## Description of the task
Below are the records; copy out every line that holds the word "Conference".

-- Stored data follows --

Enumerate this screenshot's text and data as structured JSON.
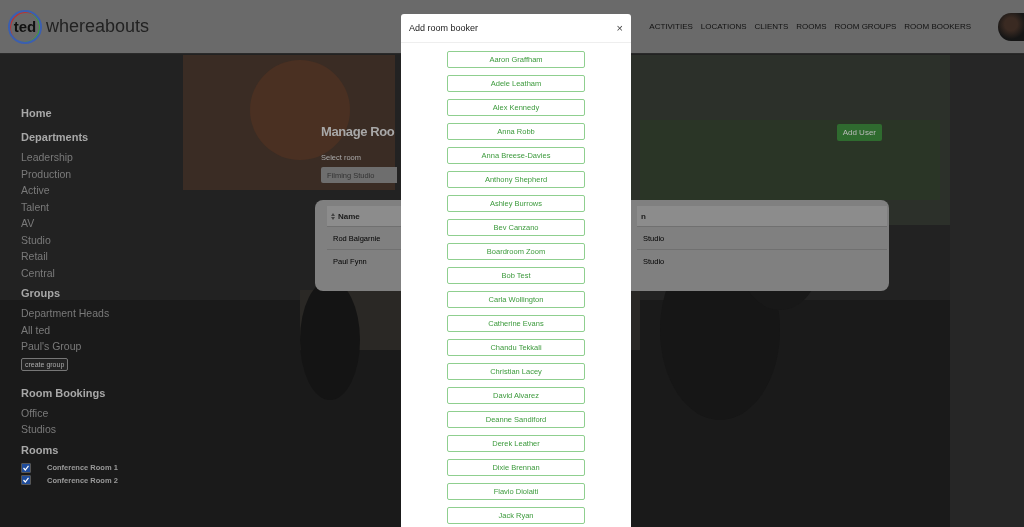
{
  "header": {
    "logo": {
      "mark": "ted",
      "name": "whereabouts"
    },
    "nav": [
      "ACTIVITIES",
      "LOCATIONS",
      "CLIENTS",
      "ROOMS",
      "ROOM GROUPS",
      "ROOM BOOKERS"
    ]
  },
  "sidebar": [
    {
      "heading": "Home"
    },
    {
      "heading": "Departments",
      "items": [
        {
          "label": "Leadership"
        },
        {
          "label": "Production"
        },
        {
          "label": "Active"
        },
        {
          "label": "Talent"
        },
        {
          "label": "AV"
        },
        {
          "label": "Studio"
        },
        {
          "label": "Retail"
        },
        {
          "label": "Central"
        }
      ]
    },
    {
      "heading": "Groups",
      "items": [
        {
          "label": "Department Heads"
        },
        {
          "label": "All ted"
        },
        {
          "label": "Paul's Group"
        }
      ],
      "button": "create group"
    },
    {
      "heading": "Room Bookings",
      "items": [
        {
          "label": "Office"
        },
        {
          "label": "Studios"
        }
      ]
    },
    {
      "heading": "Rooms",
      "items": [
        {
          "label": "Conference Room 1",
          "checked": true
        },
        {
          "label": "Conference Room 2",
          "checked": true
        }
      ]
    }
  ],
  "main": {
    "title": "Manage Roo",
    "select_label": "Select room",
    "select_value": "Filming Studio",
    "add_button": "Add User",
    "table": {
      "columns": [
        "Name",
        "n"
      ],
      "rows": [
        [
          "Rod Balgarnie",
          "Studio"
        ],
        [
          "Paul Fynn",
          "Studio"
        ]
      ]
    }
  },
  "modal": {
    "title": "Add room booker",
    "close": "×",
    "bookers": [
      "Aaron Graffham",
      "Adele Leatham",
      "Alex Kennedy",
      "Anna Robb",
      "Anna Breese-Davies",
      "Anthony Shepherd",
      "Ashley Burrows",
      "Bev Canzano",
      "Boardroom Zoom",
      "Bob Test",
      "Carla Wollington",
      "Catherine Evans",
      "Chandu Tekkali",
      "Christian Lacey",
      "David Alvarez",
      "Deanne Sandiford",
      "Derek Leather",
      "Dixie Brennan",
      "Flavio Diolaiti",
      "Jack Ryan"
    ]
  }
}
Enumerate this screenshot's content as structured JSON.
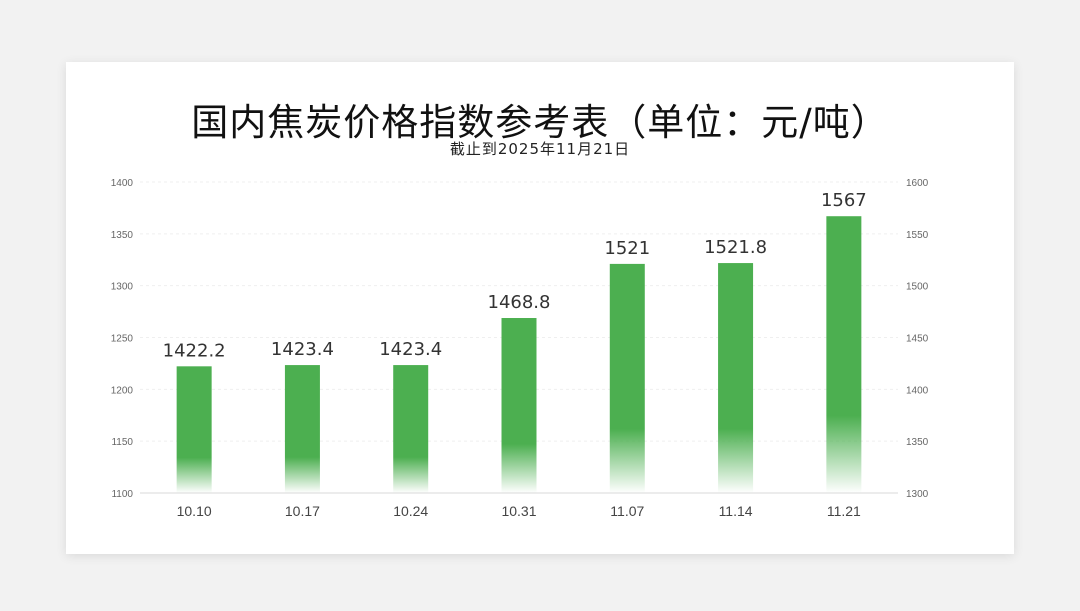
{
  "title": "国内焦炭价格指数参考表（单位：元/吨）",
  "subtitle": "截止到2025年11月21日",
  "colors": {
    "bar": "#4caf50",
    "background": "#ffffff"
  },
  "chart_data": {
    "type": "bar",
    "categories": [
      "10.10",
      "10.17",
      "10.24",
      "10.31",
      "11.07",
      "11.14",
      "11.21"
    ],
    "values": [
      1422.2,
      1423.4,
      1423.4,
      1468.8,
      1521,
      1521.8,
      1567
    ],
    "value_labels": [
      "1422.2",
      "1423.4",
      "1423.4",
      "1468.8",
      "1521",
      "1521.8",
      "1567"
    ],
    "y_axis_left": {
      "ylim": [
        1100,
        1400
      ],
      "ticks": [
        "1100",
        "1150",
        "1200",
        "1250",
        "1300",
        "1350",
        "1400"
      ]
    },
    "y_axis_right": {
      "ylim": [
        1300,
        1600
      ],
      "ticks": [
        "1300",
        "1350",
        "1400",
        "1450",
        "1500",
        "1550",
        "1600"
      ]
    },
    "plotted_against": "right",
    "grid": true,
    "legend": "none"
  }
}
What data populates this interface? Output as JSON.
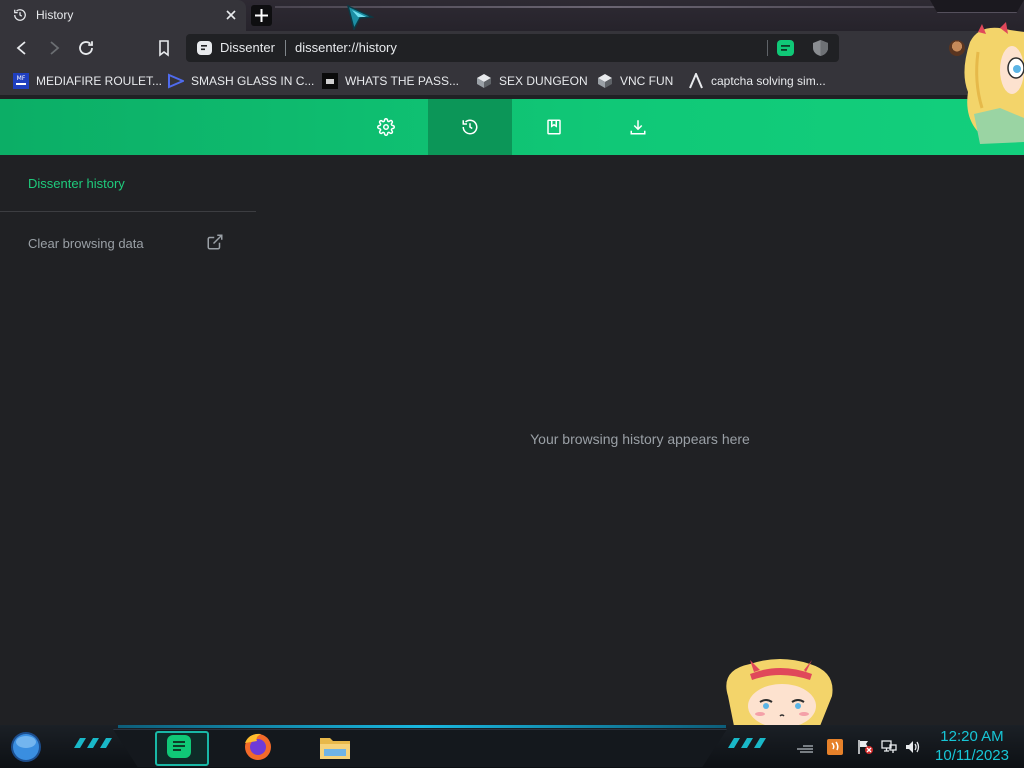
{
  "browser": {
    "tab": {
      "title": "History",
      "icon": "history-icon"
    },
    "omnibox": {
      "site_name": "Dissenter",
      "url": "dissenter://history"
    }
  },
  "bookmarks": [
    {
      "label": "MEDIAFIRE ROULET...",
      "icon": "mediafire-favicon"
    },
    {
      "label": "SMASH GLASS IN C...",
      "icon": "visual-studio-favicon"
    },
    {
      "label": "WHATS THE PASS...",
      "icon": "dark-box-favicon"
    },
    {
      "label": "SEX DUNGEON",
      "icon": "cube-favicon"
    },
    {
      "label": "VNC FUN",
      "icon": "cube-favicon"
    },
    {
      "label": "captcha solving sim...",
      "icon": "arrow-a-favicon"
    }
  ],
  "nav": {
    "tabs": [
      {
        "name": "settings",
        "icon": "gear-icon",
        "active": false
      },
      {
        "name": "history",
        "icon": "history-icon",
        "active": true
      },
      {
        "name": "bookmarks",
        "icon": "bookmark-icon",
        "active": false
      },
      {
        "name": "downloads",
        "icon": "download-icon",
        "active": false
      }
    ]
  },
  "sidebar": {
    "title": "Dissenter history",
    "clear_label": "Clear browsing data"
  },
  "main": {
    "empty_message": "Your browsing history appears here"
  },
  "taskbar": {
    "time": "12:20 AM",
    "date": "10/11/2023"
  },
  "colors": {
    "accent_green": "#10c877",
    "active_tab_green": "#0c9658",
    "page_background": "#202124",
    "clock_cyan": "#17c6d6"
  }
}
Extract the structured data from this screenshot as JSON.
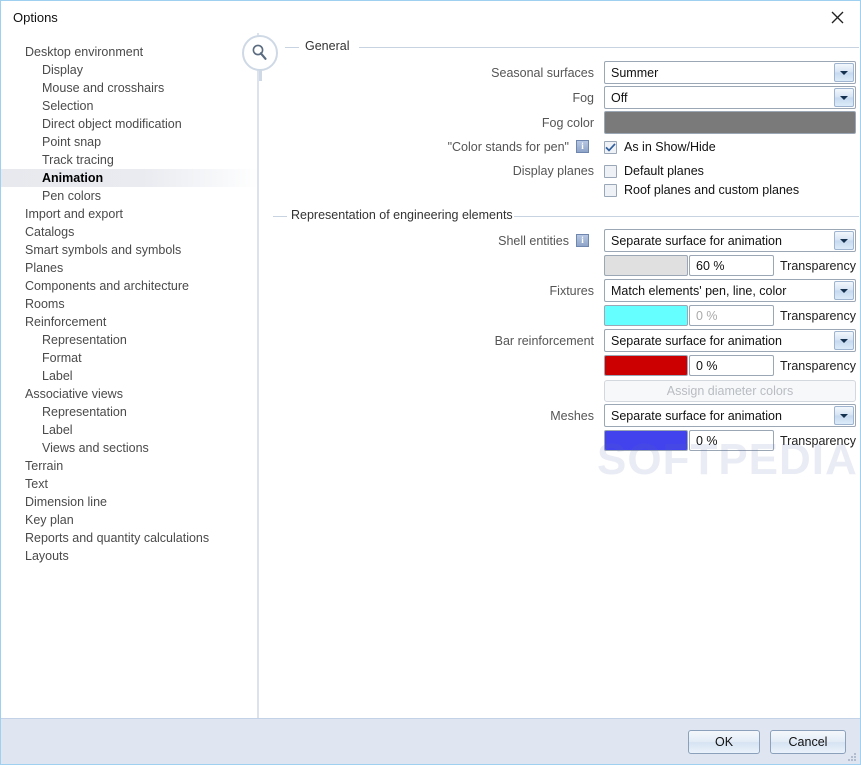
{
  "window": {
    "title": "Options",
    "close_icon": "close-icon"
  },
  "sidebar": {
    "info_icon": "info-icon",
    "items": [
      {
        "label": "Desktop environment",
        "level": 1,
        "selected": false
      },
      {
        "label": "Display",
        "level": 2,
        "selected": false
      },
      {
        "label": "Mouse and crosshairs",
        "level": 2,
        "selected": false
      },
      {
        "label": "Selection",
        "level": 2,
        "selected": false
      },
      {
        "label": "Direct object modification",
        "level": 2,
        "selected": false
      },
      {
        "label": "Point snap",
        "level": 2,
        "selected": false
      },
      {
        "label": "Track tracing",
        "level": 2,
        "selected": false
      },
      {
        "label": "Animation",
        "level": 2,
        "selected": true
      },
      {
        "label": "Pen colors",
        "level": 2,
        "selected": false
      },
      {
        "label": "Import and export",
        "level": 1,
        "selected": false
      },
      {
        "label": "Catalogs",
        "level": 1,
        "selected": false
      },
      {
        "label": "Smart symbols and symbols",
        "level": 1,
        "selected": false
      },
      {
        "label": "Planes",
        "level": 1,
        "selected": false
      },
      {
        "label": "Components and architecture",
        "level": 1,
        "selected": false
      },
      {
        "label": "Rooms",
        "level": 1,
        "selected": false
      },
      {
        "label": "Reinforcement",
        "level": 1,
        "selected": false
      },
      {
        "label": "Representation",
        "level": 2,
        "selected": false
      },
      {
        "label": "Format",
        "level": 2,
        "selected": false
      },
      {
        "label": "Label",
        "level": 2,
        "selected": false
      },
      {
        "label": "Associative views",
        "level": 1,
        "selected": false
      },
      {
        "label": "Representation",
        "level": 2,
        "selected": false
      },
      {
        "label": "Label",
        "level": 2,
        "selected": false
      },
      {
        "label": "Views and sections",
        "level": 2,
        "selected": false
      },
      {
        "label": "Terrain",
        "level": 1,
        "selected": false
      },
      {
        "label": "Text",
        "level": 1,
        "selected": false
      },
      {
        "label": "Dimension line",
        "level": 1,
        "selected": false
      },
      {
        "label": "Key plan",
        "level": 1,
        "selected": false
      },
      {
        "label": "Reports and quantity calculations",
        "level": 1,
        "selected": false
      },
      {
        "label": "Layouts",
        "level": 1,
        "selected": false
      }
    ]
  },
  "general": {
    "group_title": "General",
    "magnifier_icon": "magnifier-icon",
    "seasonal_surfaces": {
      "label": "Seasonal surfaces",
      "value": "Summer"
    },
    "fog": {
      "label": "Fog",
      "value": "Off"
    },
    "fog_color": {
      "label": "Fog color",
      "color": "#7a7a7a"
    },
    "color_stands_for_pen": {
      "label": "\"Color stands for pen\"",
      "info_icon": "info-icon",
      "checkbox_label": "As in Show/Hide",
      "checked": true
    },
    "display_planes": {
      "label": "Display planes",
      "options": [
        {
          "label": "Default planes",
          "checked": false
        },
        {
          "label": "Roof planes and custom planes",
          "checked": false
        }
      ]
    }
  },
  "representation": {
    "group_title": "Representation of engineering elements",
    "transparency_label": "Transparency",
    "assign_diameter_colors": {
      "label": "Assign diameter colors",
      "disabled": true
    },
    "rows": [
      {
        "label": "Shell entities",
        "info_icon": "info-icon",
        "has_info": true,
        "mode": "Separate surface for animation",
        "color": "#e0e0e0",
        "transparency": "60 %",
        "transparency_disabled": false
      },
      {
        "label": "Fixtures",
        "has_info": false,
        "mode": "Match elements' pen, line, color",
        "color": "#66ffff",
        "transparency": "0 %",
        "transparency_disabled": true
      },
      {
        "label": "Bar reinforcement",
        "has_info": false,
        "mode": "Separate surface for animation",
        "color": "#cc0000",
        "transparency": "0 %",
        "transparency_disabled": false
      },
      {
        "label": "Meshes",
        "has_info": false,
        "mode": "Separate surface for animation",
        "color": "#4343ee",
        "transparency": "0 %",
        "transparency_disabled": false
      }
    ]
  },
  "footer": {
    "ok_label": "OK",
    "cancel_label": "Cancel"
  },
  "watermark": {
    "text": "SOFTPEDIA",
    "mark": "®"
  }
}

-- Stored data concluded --

## Answer box
          "label": "Conference Room 1",
          "label": "Conference Room 2",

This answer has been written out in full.